Surface issues and child reluctance aside, the views all along the trail are breathtaking, meandering beside the Merced River through jagged granite cliffs with snow still visible on the peaks.
Illilouette Fall in the distance
We crossed the footbridge from which we could see Vernal Fall for the first time, peeking around evergreens in the distance, and Jasper was done. Fortunately, Gavin was still excited to hike ahead so we left Jeff and Jasper behind not long after the footbridge to continue on to the closer falls viewpoint.
We stopped just short of the final cliff staircase to the top of the falls since it was quite wet and slippery with no guardrails … and we didn’t want to get soaked! Only afterward did I learned that there are 600 steps, many more than are initially visible! Knowing we’d just be turning back at the top anyway, we enjoyed the view from the base and then turned around to meet up with Jeff and Jasper again.
And this is where we turned back!
Jasper and Jeff built a nature shelter for Ranger Beth while Gavin and I hiked closer to the falls.
The return hike was nearly all downhill and much easier. We were back at the trailhead by 10:30. The three-mile round trip pretty much completed the boys’ hiking quota for the day so we headed back to the village.
A shuttle bus took us to the Visitor Center where we sought an activity to complete one of the Junior Ranger Program requirements. The ranger suggested the Indian Museum next door so we quickly headed over to learn about the history of the valley before the settlers arrived.

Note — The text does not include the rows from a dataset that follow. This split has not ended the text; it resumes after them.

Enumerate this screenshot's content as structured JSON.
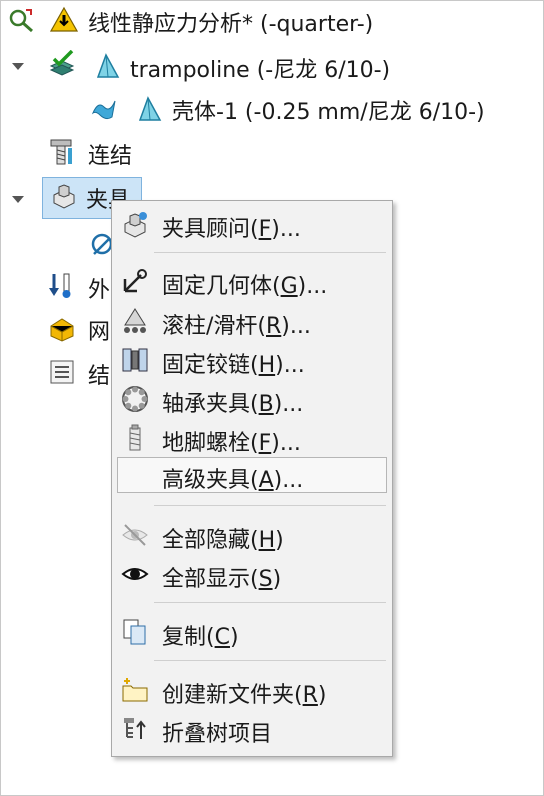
{
  "tree": {
    "study": "线性静应力分析* (-quarter-)",
    "part": "trampoline (-尼龙 6/10-)",
    "body": "壳体-1 (-0.25 mm/尼龙 6/10-)",
    "connections": "连结",
    "fixtures": "夹具",
    "external_loads": "外",
    "mesh": "网",
    "results": "结"
  },
  "menu": {
    "items": [
      {
        "prefix": "夹具顾问(",
        "key": "F",
        "suffix": ")..."
      },
      {
        "prefix": "固定几何体(",
        "key": "G",
        "suffix": ")..."
      },
      {
        "prefix": "滚柱/滑杆(",
        "key": "R",
        "suffix": ")..."
      },
      {
        "prefix": "固定铰链(",
        "key": "H",
        "suffix": ")..."
      },
      {
        "prefix": "轴承夹具(",
        "key": "B",
        "suffix": ")..."
      },
      {
        "prefix": "地脚螺栓(",
        "key": "F",
        "suffix": ")..."
      },
      {
        "prefix": "高级夹具(",
        "key": "A",
        "suffix": ")..."
      },
      {
        "prefix": "全部隐藏(",
        "key": "H",
        "suffix": ")"
      },
      {
        "prefix": "全部显示(",
        "key": "S",
        "suffix": ")"
      },
      {
        "prefix": "复制(",
        "key": "C",
        "suffix": ")"
      },
      {
        "prefix": "创建新文件夹(",
        "key": "R",
        "suffix": ")"
      },
      {
        "prefix": "折叠树项目",
        "key": "",
        "suffix": ""
      }
    ]
  }
}
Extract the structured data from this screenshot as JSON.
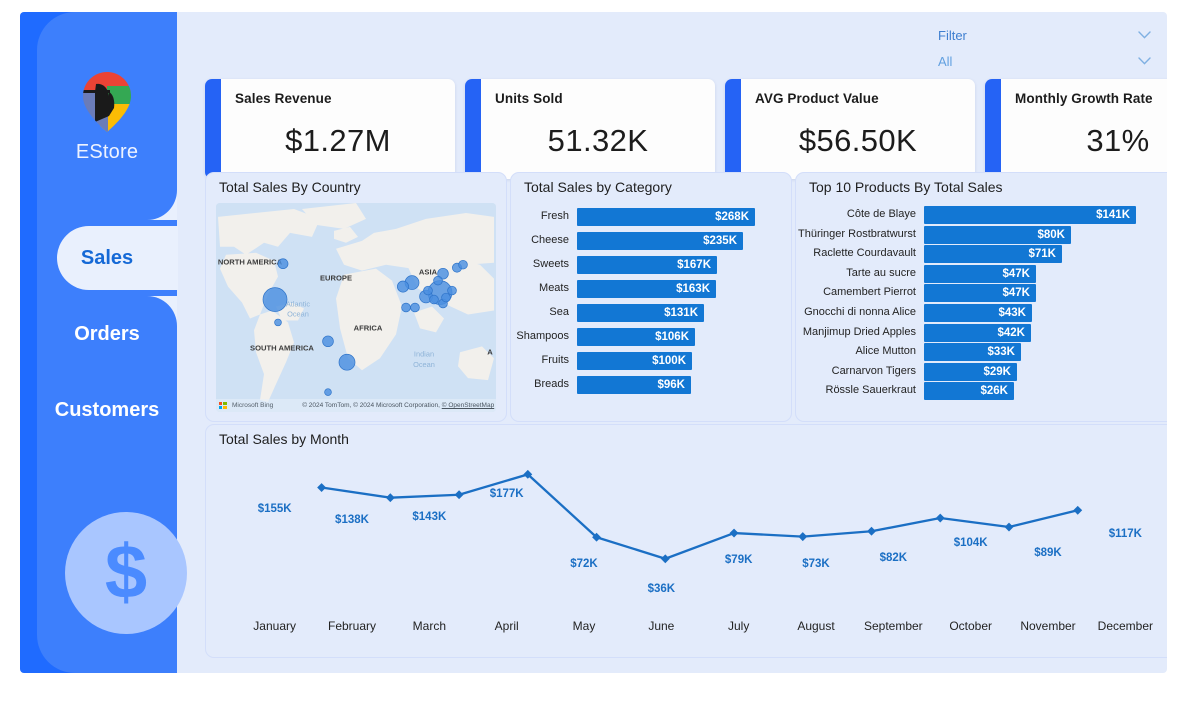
{
  "brand": {
    "name": "EStore",
    "logo_icon": "location-pin-logo-icon"
  },
  "sidebar": {
    "items": [
      {
        "label": "Sales",
        "active": true
      },
      {
        "label": "Orders",
        "active": false
      },
      {
        "label": "Customers",
        "active": false
      }
    ],
    "coin_icon": "dollar-sign-icon",
    "coin_glyph": "$"
  },
  "filter": {
    "label": "Filter",
    "value": "All",
    "chevron_icon": "chevron-down-icon"
  },
  "kpis": [
    {
      "title": "Sales Revenue",
      "value": "$1.27M"
    },
    {
      "title": "Units Sold",
      "value": "51.32K"
    },
    {
      "title": "AVG Product Value",
      "value": "$56.50K"
    },
    {
      "title": "Monthly Growth Rate",
      "value": "31%"
    }
  ],
  "map_card": {
    "title": "Total Sales By Country",
    "provider": "Microsoft Bing",
    "attribution": "© 2024 TomTom, © 2024 Microsoft Corporation,",
    "attribution_link": "© OpenStreetMap",
    "region_labels": [
      "NORTH AMERICA",
      "SOUTH AMERICA",
      "EUROPE",
      "ASIA",
      "AFRICA",
      "Atlantic Ocean",
      "Indian Ocean"
    ]
  },
  "accent_colors": {
    "brand_blue": "#2563f5",
    "sidebar_blue": "#3d7ffc",
    "panel_blue": "#e3ebfb",
    "bar_blue": "#1277d4",
    "line_blue": "#1b6fc4",
    "card_white": "#fdfdfd"
  },
  "chart_data": [
    {
      "type": "bar",
      "title": "Total Sales by Category",
      "orientation": "horizontal",
      "categories": [
        "Fresh",
        "Cheese",
        "Sweets",
        "Meats",
        "Sea",
        "Shampoos",
        "Fruits",
        "Breads"
      ],
      "values": [
        268,
        235,
        167,
        163,
        131,
        106,
        100,
        96
      ],
      "labels": [
        "$268K",
        "$235K",
        "$167K",
        "$163K",
        "$131K",
        "$106K",
        "$100K",
        "$96K"
      ],
      "unit": "K USD",
      "xlabel": "",
      "ylabel": "",
      "grid": false,
      "legend": false,
      "xlim": [
        0,
        268
      ]
    },
    {
      "type": "bar",
      "title": "Top 10 Products By Total Sales",
      "orientation": "horizontal",
      "categories": [
        "Côte de Blaye",
        "Thüringer Rostbratwurst",
        "Raclette Courdavault",
        "Tarte au sucre",
        "Camembert Pierrot",
        "Gnocchi di nonna Alice",
        "Manjimup Dried Apples",
        "Alice Mutton",
        "Carnarvon Tigers",
        "Rössle Sauerkraut"
      ],
      "values": [
        141,
        80,
        71,
        47,
        47,
        43,
        42,
        33,
        29,
        26
      ],
      "labels": [
        "$141K",
        "$80K",
        "$71K",
        "$47K",
        "$47K",
        "$43K",
        "$42K",
        "$33K",
        "$29K",
        "$26K"
      ],
      "unit": "K USD",
      "xlabel": "",
      "ylabel": "",
      "grid": false,
      "legend": false,
      "xlim": [
        0,
        141
      ]
    },
    {
      "type": "line",
      "title": "Total Sales by Month",
      "categories": [
        "January",
        "February",
        "March",
        "April",
        "May",
        "June",
        "July",
        "August",
        "September",
        "October",
        "November",
        "December"
      ],
      "values": [
        155,
        138,
        143,
        177,
        72,
        36,
        79,
        73,
        82,
        104,
        89,
        117
      ],
      "labels": [
        "$155K",
        "$138K",
        "$143K",
        "$177K",
        "$72K",
        "$36K",
        "$79K",
        "$73K",
        "$82K",
        "$104K",
        "$89K",
        "$117K"
      ],
      "unit": "K USD",
      "xlabel": "",
      "ylabel": "",
      "grid": false,
      "legend": false,
      "marker": "diamond",
      "ylim": [
        0,
        190
      ]
    },
    {
      "type": "map",
      "title": "Total Sales By Country",
      "description": "World bubble map with sales bubbles sized by total sales",
      "bubbles": [
        {
          "region": "United States",
          "x": 21,
          "y": 46,
          "size": 13
        },
        {
          "region": "Canada",
          "x": 24,
          "y": 29,
          "size": 6
        },
        {
          "region": "Mexico",
          "x": 22,
          "y": 57,
          "size": 4
        },
        {
          "region": "Venezuela",
          "x": 40,
          "y": 66,
          "size": 6
        },
        {
          "region": "Brazil",
          "x": 47,
          "y": 76,
          "size": 9
        },
        {
          "region": "Argentina",
          "x": 40,
          "y": 90,
          "size": 4
        },
        {
          "region": "UK",
          "x": 70,
          "y": 38,
          "size": 8
        },
        {
          "region": "Ireland",
          "x": 67,
          "y": 40,
          "size": 6
        },
        {
          "region": "Germany",
          "x": 80,
          "y": 43,
          "size": 13
        },
        {
          "region": "France",
          "x": 75,
          "y": 45,
          "size": 7
        },
        {
          "region": "Spain",
          "x": 71,
          "y": 50,
          "size": 5
        },
        {
          "region": "Portugal",
          "x": 68,
          "y": 50,
          "size": 5
        },
        {
          "region": "Italy",
          "x": 81,
          "y": 48,
          "size": 5
        },
        {
          "region": "Poland",
          "x": 84,
          "y": 40,
          "size": 5
        },
        {
          "region": "Sweden",
          "x": 86,
          "y": 31,
          "size": 5
        },
        {
          "region": "Norway",
          "x": 81,
          "y": 34,
          "size": 6
        },
        {
          "region": "Denmark",
          "x": 79,
          "y": 37,
          "size": 5
        },
        {
          "region": "Austria",
          "x": 82,
          "y": 45,
          "size": 5
        },
        {
          "region": "Switzerland",
          "x": 78,
          "y": 46,
          "size": 5
        },
        {
          "region": "Belgium",
          "x": 76,
          "y": 42,
          "size": 5
        },
        {
          "region": "Finland",
          "x": 88,
          "y": 29,
          "size": 5
        }
      ]
    }
  ]
}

We took a lunch break at the Village Grill and bought a few souvenirs at the store, my usual magnet and more postcards for Jeff to continue his “choose your own adventure” series for “lucky” recipients.
Gavin had one remaining page to complete at the nearby Yosemite cemetery. This particular activity selection was a no-brainer as the daughter of a genealogist who has spent her fair share of vacation time researching family headstones in cemeteries!
We returned to the Visitor Center where the boys handed in their completed booklets and took the oath. Yosemite was the only park on this trip that split the boys into different Junior Ranger programs. Kids through age 6 like Jasper completed the Little Cubs booklet while Gavin worked through the Junior Ranger activities and filled one trash bag, which he diligently collected throughout our adventures on these two days. Both received not only badges, which are wood rather than the usual plastic, but also a patch (for Gavin) and button (for Jasper).
We stayed to watch both park videos and browse the wildlife and geological history displays before returning to our cabin to rest as drizzles started falling. It had been another lovely afternoon, a little warmer than the day before with temperatures in the 60s until the clouds started rolling in.
We kept seeing these beautiful dark blue and black jays, quite different than east coast blue jays, and Visitor Center displays finally taught us that they are Steller’s Jays.
After seeing the Tunnel View in the morning when the low sun doesn’t fully illuminate the valley, I’d been wanting to return to the Tunnel View at a later time in the day and we decided to drive out again when the rain clouds seemed to be breaking. By the time we reached the parking lot, the view wasn’t completely clear as Half Dome was shrouded in clouds, but the clouds produced beautiful imagery.
Back at Half Dome Village, we ate dinner at the Pizza Deck again and brought cookies back to the cabin for an evening treat. The rest of our last evening at Yosemite was spent resting and packing up for the next day’s departure to the coast.